'I Am a Soldier' ('Je suis un soldat'): Cannes Review

An extraordinary story stuck in an ordinary film

French director Laurent Lariviere's feature-length debut, screened in Cannes' Un Certain Regard sidebar, tells the story of a woman who finds work as a dog trafficker.

In his feature-length debut, I Am a Soldier (Je suis un soldat), director Laurent Lariviere takes an extraordinary subject, dog trafficking in Europe, and works it into a film of disappointing ordinariness. Unpersuasively blending social drama and thriller, this Un Certain Regard entry about a young woman who falls through France’s famous safety net, plays — pardon the overused critical diss — like Dardennes-lite.

Indeed, little of the Belgian brothers’ (Two Days, One Night) artistry or narrative rigor is on display here, though the unusual milieu, as well as the presence of rising French star Louise Bourgoin (The Nun, The Girl From Monaco), may garner some marginal attention in art house venues outside of France.

Usually quite the glamourpuss, Bourgoin (a sort of Gallic Jennifer Lawrence) here sports short hair, little makeup and Mom jeans as Sandrine, a 30-year-old who returns to her native Roubaix, near the Belgian border. Initially just “home for a visit,” Sandrine moves in with her hardworking mom (a vivid Anne Benoit), sister (Nina Meurisse) and brother-in-law (Nathanael Maini), soon admitting that she has lost her job and apartment. In one of the film’s stronger scenes, we see her interviewing for a position as a swimsuit salesperson, giggling at the inane questions (“What would you take with you to a desert island?” the imperious employer inquires).

Read more Cannes: THR Critics Pick Their 10 Favorite Films (So Far)

Looking to make a quick euro, Sandrine goes to work for her Uncle Henri (Jean-Hugues Anglade of Patrice Chereau’s Persecution and Queen Margot) at his kennel, which she quickly discovers is, in fact, a hub for dog trafficking from countries like Poland and Czech Republic. She starts out hosing down poop-covered crates, but in no time she’s wheeling and dealing — or, in this case, picking out puppies, obtaining forged vaccination papers via a shady, if affable, vet (sweetly played by Laurent Capelluto) and pocketing thick wads of cash. When Sandrine starts having misgivings, Henri turns menacing; “Not a word to the family,” he growls.

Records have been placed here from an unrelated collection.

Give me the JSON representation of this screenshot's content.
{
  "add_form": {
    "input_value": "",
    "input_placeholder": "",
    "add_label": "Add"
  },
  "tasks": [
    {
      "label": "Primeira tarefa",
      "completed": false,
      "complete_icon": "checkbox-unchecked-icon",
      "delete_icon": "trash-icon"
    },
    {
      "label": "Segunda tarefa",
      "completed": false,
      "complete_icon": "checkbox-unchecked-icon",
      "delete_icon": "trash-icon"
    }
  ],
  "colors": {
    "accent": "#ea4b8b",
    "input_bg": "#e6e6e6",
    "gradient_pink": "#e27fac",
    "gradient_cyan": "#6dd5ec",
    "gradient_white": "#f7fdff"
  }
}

One of the nagging fundamental problems of I Am a Soldier is that it never convinces us this reasonable and resourceful-seeming woman would resort to as seedy a gig as smuggling and selling sickly dogs to unsuspecting pet lovers. As a portrait of socioeconomic angst, the film is woefully lacking in urgency; sure, times are tough, but it’s hard to believe there’s not another place in all of France that would hire someone with Bourgoin’s poise and dazzling smile.

As the film unfolds, and several of the heart-meltingly cute canines (all strong contenders for the festival’s coveted Palme Dog prize) die, Sandrine’s sense of outrage swells. Yet the screenplay, written by Lariviere with Francois Decodts, fails to make sense of her reaction. What’s presumably meant to be a moral awakening looks more like flip-flopping, as our protagonist appears appalled one minute and willing the next. And since Sandrine’s relationship with her uncle is sketched only haphazardly, with little nuance or depth, her loyalty to him comes off as rather arbitrary. Anglade, a fine actor, has almost nothing to work with here; Henri is essentially a small-time sociopath, laying on the charm and generosity in front of his sister and then acting snarly and sinister when his niece challenges him.

Bourgoin, meanwhile, projects a natural confidence, which makes her an odd fit to play a lost soul like Sandrine. Still, she’s an appealingly expressive, earthy actress — certainly not just another mopey, fine-boned Parisian beauty — and if you stick with I Am a Soldier, despite some unfortunate third-act swerves (including into rom-com territory), it’s largely thanks to her.

Lariviere and DP David Chizallet conjure a lived-in sense of northern French drabness, but the compositions are on the flat side and there’s little effort to communicate the film’s themes of marginalization and despair in visual terms. A bright spot is Martin Wheeler’s quietly clanging score, which subtly ups the tension, while hit Johnny Hallyday song “Quand revient la nuit,” featuring the lyric that gives the film its title, is used in one key scene to stirring effect. 

Production companies: Mon Voisin Productions
Cast: Louise Bourgoin, Jean-Hugues Anglade, Anne Benoit, Laurent Capelluto
Director: Laurent Lariviere
Writers: Laurent Lariviere, Francois Decodts
Producers: Michel Feller, Dominique Besnehard
Director of photography: David Chizallet
Production designer: Veronique Melery
Music: Martin Wheeler
Editor: Marie-Pierre Frappier
97 minutes